He stood up, nodded to the other John once again as he continued to study the charts in front of him, and then stepped off the campaign bus. There were dozens of people cheering for him and he gave one of those wide smiles that he was so famous for.
The sun was high-up in the sky by now, and it cast a ray of brightness over John’s head as he approached the town hall. He saw Chris Christie sulking off in the distance, peeking out from behind a tree and sticking out his tongue, but he ignored it. Today was a new day in New Hampshire, and one of the most important days of American political history.
The princes (and princesses) of darkness could not stand it when John entered the fray. They attacked, but he parried every time. He was like a tennis player, ready to shoot back the bad mojo with a flick of his wrist, transforming it into a ball of glowing white optimism. It would take a lot more than Super PAC attacks and surrogate surges to break him. A lot more.
The town hall was even warmer than outside, enough to make John take off his teal jacket and throw it to the side. He had to make sure he remembered to pick it up before he left, though. He would have tied it around his waist like his daughters used to always do, but he didn’t want to run with his teal between his legs. He chuckled softly.
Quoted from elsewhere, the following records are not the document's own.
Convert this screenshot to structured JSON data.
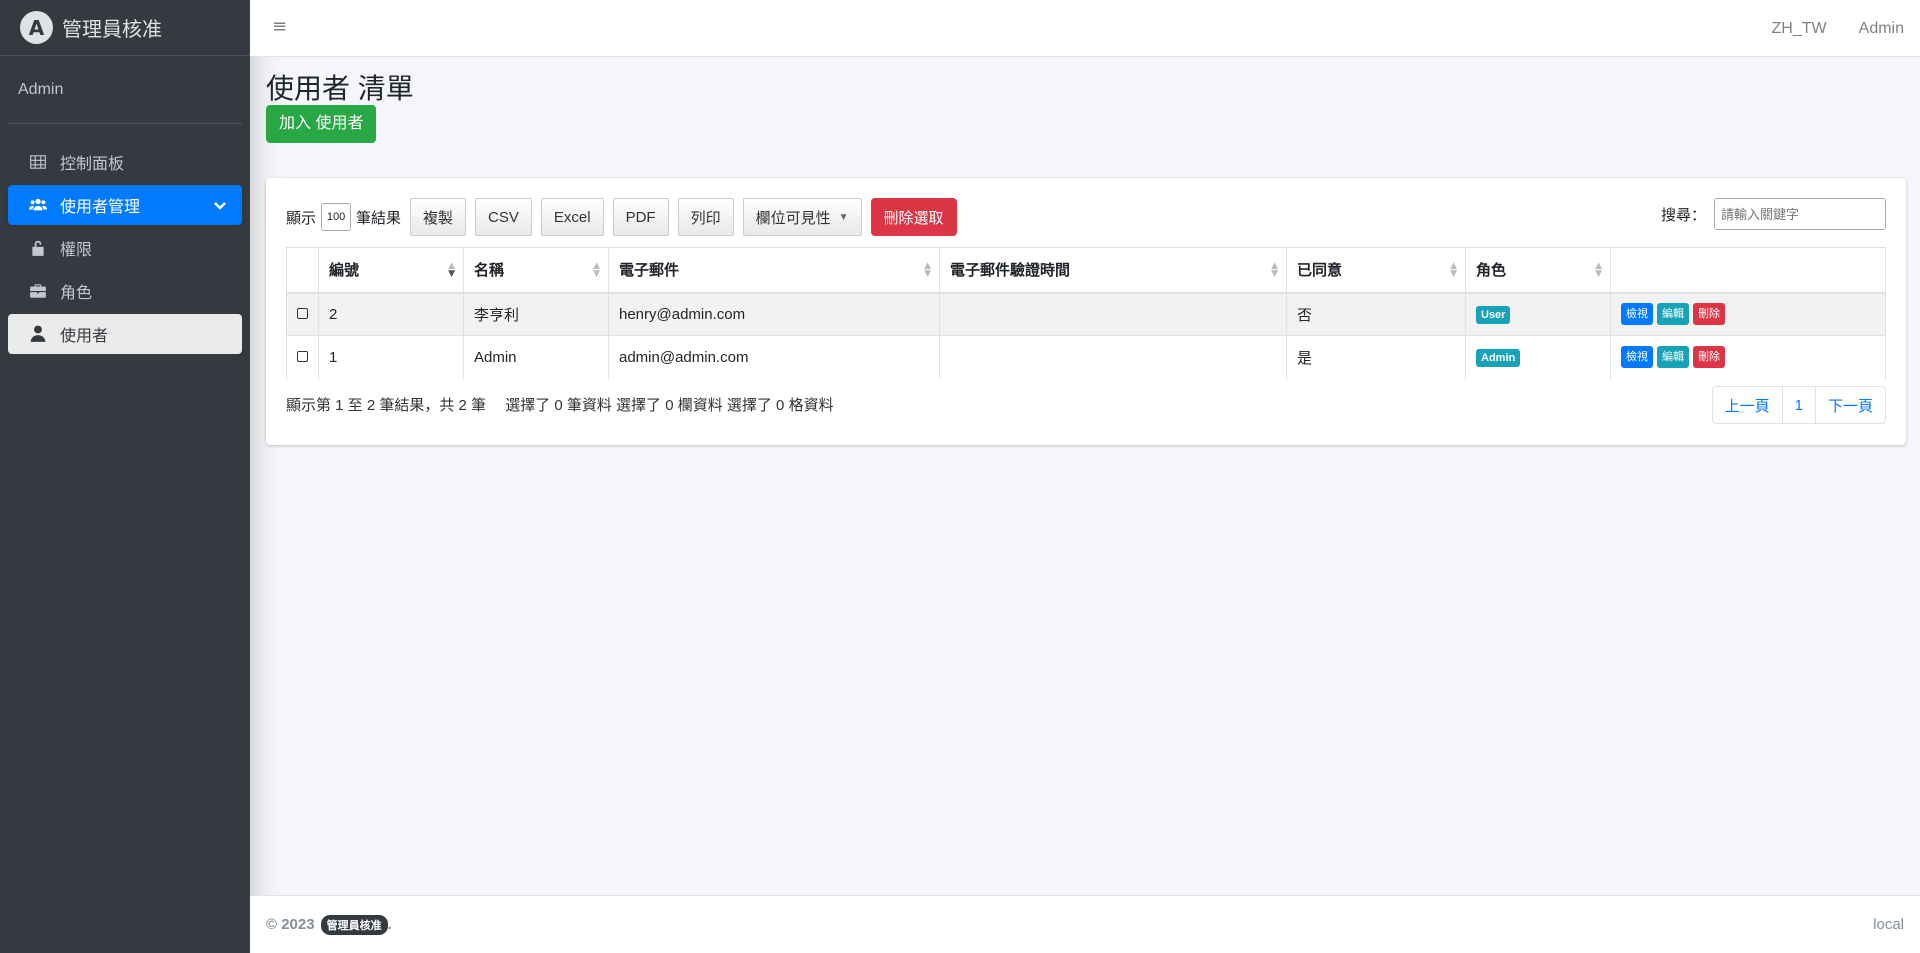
{
  "brand": {
    "logo_letter": "A",
    "name": "管理員核准"
  },
  "user_panel": {
    "name": "Admin"
  },
  "sidebar": {
    "items": [
      {
        "label": "控制面板",
        "icon": "table-icon"
      },
      {
        "label": "使用者管理",
        "icon": "users-icon",
        "active": true
      },
      {
        "label": "權限",
        "icon": "unlock-icon"
      },
      {
        "label": "角色",
        "icon": "briefcase-icon"
      },
      {
        "label": "使用者",
        "icon": "user-icon",
        "current": true
      }
    ]
  },
  "navbar": {
    "menu_glyph": "≡",
    "locale": "ZH_TW",
    "user": "Admin"
  },
  "page": {
    "title": "使用者 清單",
    "add_button": "加入 使用者"
  },
  "toolbar": {
    "show_label": "顯示",
    "page_length": "100",
    "results_label": "筆結果",
    "buttons": [
      "複製",
      "CSV",
      "Excel",
      "PDF",
      "列印",
      "欄位可見性"
    ],
    "delete_selected": "刪除選取",
    "search_label": "搜尋：",
    "search_placeholder": "請輸入關鍵字"
  },
  "table": {
    "headers": [
      "",
      "編號",
      "名稱",
      "電子郵件",
      "電子郵件驗證時間",
      "已同意",
      "角色",
      ""
    ],
    "rows": [
      {
        "id": "2",
        "name": "李亨利",
        "email": "henry@admin.com",
        "verified_at": "",
        "agreed": "否",
        "role": "User"
      },
      {
        "id": "1",
        "name": "Admin",
        "email": "admin@admin.com",
        "verified_at": "",
        "agreed": "是",
        "role": "Admin"
      }
    ],
    "actions": {
      "view": "檢視",
      "edit": "編輯",
      "delete": "刪除"
    }
  },
  "info": "顯示第 1 至 2 筆結果，共 2 筆　 選擇了 0 筆資料  選擇了 0 欄資料  選擇了 0 格資料",
  "pagination": {
    "prev": "上一頁",
    "page": "1",
    "next": "下一頁"
  },
  "footer": {
    "copyright": "© 2023",
    "brand": "管理員核准",
    "right": "local"
  },
  "colors": {
    "sidebar": "#343a40",
    "primary": "#007bff",
    "success": "#28a745",
    "danger": "#dc3545",
    "info": "#17a2b8"
  }
}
A big crowd of people had gathered around the circle where he would soon begin speaking at this town hall meeting. He wasn’t prepared for such enthusiasm, and it caught him off-guard– in a good way, of course.
Well, with his sleeves rolled up and a microphone in his hand, he let the crowd clap for his entrance. He turned the microphone on and began to speak.